In Coutard v. Municipal Credit Union, 2017 WL 526060 (2nd Cir. Feb. 9, 2017), Coutard appealed the trial court’s dismissal of his complaint that alleged his former employer interfered with and denied his rights under the Family and Medical Leave Act (FMLA) to take leave in order to take care of his seriously ill grandfather who, in loco parentis, had raised him as a child. The trial court granted the employer’s motion for summary judgment dismissing the complaint on the ground that, although the FMLA provides that an eligible employee such as Coutard may be entitled to leave to care for a person with whom he had an in loco parentis relationship as a child, Coutard informed the employer that he needed to take care of his grandfather without mentioning the in loco parentis relationship.
On appeal, Coutard contended principally that the trial court erred in ruling that his failure to mention the nature of the relationship was dispositive, given the facts, acknowledged by the employer, that it did not inform its employees that an in loco parentis relationship could entitle them to FMLA leave, did not inquire whether Coutard had such a relationship with his grandfather, and instead, when Coutard requested such leave, responded categorically that he was not entitled to FMLA leave to care for a grandparent.
The Second Circuit vacated and remanded. The court held that because Coutard met the eligibility requirements for FMLA leave and requested that leave expressly to care for his seriously ill grandfather, defendant as an employer covered by the FMLA had an obligation to specify any additional information that it needed in order to determine whether Coutard was entitled to such leave.
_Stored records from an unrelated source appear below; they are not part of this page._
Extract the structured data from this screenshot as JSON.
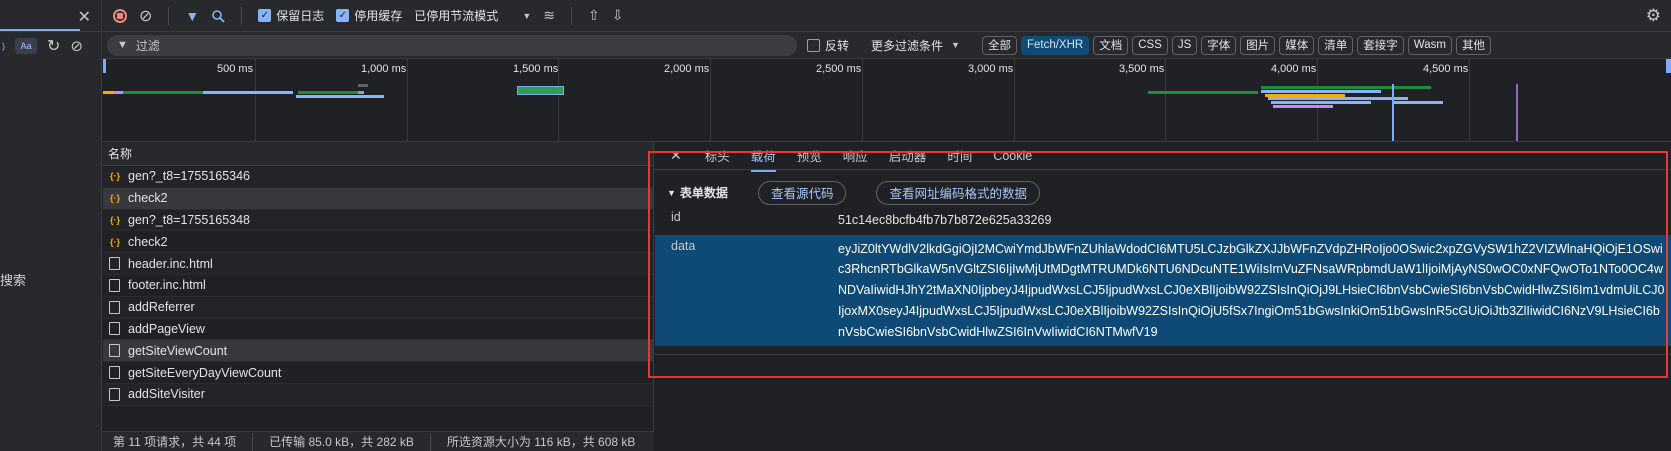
{
  "left_panel": {
    "aa_label": "Aa",
    "search_label": "搜索"
  },
  "toolbar": {
    "preserve_log": "保留日志",
    "disable_cache": "停用缓存",
    "throttle": "已停用节流模式"
  },
  "filter": {
    "placeholder": "过滤",
    "invert": "反转",
    "more_filters": "更多过滤条件",
    "types": [
      "全部",
      "Fetch/XHR",
      "文档",
      "CSS",
      "JS",
      "字体",
      "图片",
      "媒体",
      "清单",
      "套接字",
      "Wasm",
      "其他"
    ]
  },
  "overview": {
    "ticks": [
      "500 ms",
      "1,000 ms",
      "1,500 ms",
      "2,000 ms",
      "2,500 ms",
      "3,000 ms",
      "3,500 ms",
      "4,000 ms",
      "4,500 ms"
    ]
  },
  "request_list": {
    "header": "名称",
    "rows": [
      {
        "name": "gen?_t8=1755165346",
        "type": "xhr"
      },
      {
        "name": "check2",
        "type": "xhr"
      },
      {
        "name": "gen?_t8=1755165348",
        "type": "xhr"
      },
      {
        "name": "check2",
        "type": "xhr"
      },
      {
        "name": "header.inc.html",
        "type": "doc"
      },
      {
        "name": "footer.inc.html",
        "type": "doc"
      },
      {
        "name": "addReferrer",
        "type": "doc"
      },
      {
        "name": "addPageView",
        "type": "doc"
      },
      {
        "name": "getSiteViewCount",
        "type": "doc"
      },
      {
        "name": "getSiteEveryDayViewCount",
        "type": "doc"
      },
      {
        "name": "addSiteVisiter",
        "type": "doc"
      }
    ],
    "status": [
      "第 11 项请求，共 44 项",
      "已传输 85.0 kB，共 282 kB",
      "所选资源大小为 116 kB，共 608 kB"
    ]
  },
  "details": {
    "tabs": [
      "标头",
      "载荷",
      "预览",
      "响应",
      "启动器",
      "时间",
      "Cookie"
    ],
    "active_tab": "载荷",
    "section_title": "表单数据",
    "view_source": "查看源代码",
    "view_url_encoded": "查看网址编码格式的数据",
    "fields": [
      {
        "key": "id",
        "value": "51c14ec8bcfb4fb7b7b872e625a33269"
      },
      {
        "key": "data",
        "value": "eyJiZ0ltYWdlV2lkdGgiOjI2MCwiYmdJbWFnZUhlaWdodCI6MTU5LCJzbGlkZXJJbWFnZVdpZHRoIjo0OSwic2xpZGVySW1hZ2VIZWlnaHQiOjE1OSwic3RhcnRTbGlkaW5nVGltZSI6IjIwMjUtMDgtMTRUMDk6NTU6NDcuNTE1WiIsImVuZFNsaWRpbmdUaW1lIjoiMjAyNS0wOC0xNFQwOTo1NTo0OC4wNDVaIiwidHJhY2tMaXN0IjpbeyJ4IjpudWxsLCJ5IjpudWxsLCJ0eXBlIjoibW92ZSIsInQiOjJ9LHsieCI6bnVsbCwieSI6bnVsbCwidHlwZSI6Im1vdmUiLCJ0IjoxMX0seyJ4IjpudWxsLCJ5IjpudWxsLCJ0eXBlIjoibW92ZSIsInQiOjU5fSx7IngiOm51bGwsInkiOm51bGwsInR5cGUiOiJtb3ZlIiwidCI6NzV9LHsieCI6bnVsbCwieSI6bnVsbCwidHlwZSI6InVwIiwidCI6NTMwfV19"
      }
    ]
  }
}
Looking to the statute and regulations, the court noted that the employee’s responsibilities are to provide sufficient information that the requested leave “may” qualify for FMLA protection; and the employer “must” specify whether, and what additional information is required for a determination of whether the employee is entitled to such leave, which the employer here failed to do. The court thus concluded that the trial court erred in granting summary judgment to the employer.